Global Carbon Emissions Will Hit a Record High in 2019… Again.

Carbon dioxide emissions in the United States rose 3.4 percent in 2018, the largest increase in eight years. A rise in emissions from factories, trucks and planes contributed heavily to this increase.Scott Olson/Getty

This piece was originally published in HuffPost and appears here as part of our Climate Desk Partnership.

Global carbon emissions will hit a record high once again in 2019, despite climate scientists warning louder than ever of impending environmental disaster, according to a study published Wednesday.

The report, from a consortium of researchers as part of the annual Global Carbon Budget, found countries around the world will spew more than 40.5 billion tons of carbon dioxide into the air by the end of 2019, up about 0.6 percent from last year. The rise was spurred in part by increased output in China and India (though emissions in those countries were lower than expected) and comes despite a series of bleak reports released in recent months urging a dramatic cutback of carbon emissions to avoid the worst effects of climate change.

But the research also included a few silver linings. The year-over-year increase in 2019 will be much slower than past changes; in 2017, there was a 1.5 percent rise in emissions from the previous year, and in 2018 the number was 2.1 percent. Researchers also found a surprising decline in the use of coal around the world—by far the greatest emitter of carbon—due to a rise in the use of natural gas and a smaller uptick in renewable energy.

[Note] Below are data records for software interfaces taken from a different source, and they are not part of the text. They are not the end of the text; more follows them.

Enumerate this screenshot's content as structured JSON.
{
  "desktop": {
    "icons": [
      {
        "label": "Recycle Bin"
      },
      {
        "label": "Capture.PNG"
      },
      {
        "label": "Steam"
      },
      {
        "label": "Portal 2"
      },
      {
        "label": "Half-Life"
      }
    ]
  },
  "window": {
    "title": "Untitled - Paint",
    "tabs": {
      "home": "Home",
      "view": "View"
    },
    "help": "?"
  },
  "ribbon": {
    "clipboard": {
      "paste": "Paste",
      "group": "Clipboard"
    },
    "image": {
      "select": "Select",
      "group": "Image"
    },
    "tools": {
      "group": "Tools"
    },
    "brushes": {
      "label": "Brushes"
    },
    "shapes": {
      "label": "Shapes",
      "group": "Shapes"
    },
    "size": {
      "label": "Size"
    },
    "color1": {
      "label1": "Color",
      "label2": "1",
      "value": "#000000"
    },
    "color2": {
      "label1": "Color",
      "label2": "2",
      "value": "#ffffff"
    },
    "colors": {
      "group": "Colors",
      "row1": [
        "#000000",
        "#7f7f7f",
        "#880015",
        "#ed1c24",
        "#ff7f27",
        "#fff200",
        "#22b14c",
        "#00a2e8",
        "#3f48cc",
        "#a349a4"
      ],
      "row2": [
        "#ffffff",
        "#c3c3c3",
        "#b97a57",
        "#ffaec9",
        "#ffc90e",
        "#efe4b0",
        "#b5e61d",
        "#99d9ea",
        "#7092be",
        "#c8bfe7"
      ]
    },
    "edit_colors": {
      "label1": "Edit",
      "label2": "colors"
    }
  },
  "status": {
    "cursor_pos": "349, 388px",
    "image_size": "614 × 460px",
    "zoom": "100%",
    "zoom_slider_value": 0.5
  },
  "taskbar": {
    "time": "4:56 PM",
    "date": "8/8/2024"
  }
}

“The science is clear, CO₂ emissions need to decrease to net zero globally to stop further significant warming of the planet.”

“The science is clear, CO₂ emissions need to decrease to net zero globally to stop further significant warming of the planet,” Pierre Friedlingstein, a professor at the University of Exeter and the report’s lead researcher, said in a statement. The research was published simultaneously in three leading academic journals.

The stark figures come at a time when scientists and world leaders have increasingly warned about the dire state of the planet’s reliance on fossil fuels. Diplomats from more than 190 nations are gathering in Madrid this week to hammer out the final details of the landmark Paris climate agreement.

The United Nations Environment Program released a troubling assessment last month saying countries had largely failed to halt their greenhouse gas emissions, simply calling the findings “bleak.”

“Countries collectively failed to stop the growth in global emissions,” the report found, noting that in order to keep the planet from warming dramatically—and setting off the worst effects of climate change—emissions would need to decline by an average of 7.6 percent annually until 2030.

“The point of no return is no longer over the horizon,” UN Secretary-General Antonio Guterres said at a news conference Sunday in Madrid. “It is in sight and hurtling toward us.”

But researchers have warned that the Paris accord won’t go nearly far enough to keep the planet from warming more than 2 degrees Celsius over pre-industrial levels (although the ideal target is less than 1.5 degrees). The World Meteorological Organization published its own findings on Tuesday, stating temperatures had already risen about 1.1. degrees Celsius since the late 19th century.

Coal is still the biggest source of carbon emissions around the globe, accounting for about 40 percent, followed by oil and natural gas. But researchers said Wednesday that the planet would need to transition away from fossil fuel sources completely by the end of the century to avoid climate catastrophe.

“Current climate and energy policies are too weak to reverse trends in global emissions,” Corinne Le Quéré, a professor at the University of East Anglia and an author of the report, said in a statement. “We need stronger policies that are targeted at phasing out the use of fossil fuels.”

The United States, one of the planet’s biggest carbon emitters, formally began to withdraw from the Paris Agreement last month after President Donald Trump had repeatedly lambasted the pact as an expensive “disaster.” Trump has regularly cast doubt on the cause of climate change, and his administration has been vehemently anti-environment, rolling back a slew of the nation’s landmark laws.

The Global Carbon Budget did find that US emissions are predicted to fall by 1.7 percent over 2018 levels and coal production will likely decline by about 10 percent. The changes in the fossil fuel industry have come about despite Trump’s efforts to prop up the coal industry, and many left-leaning states have adopted their own pro-environment policies in defiance of the decisions coming from the White House.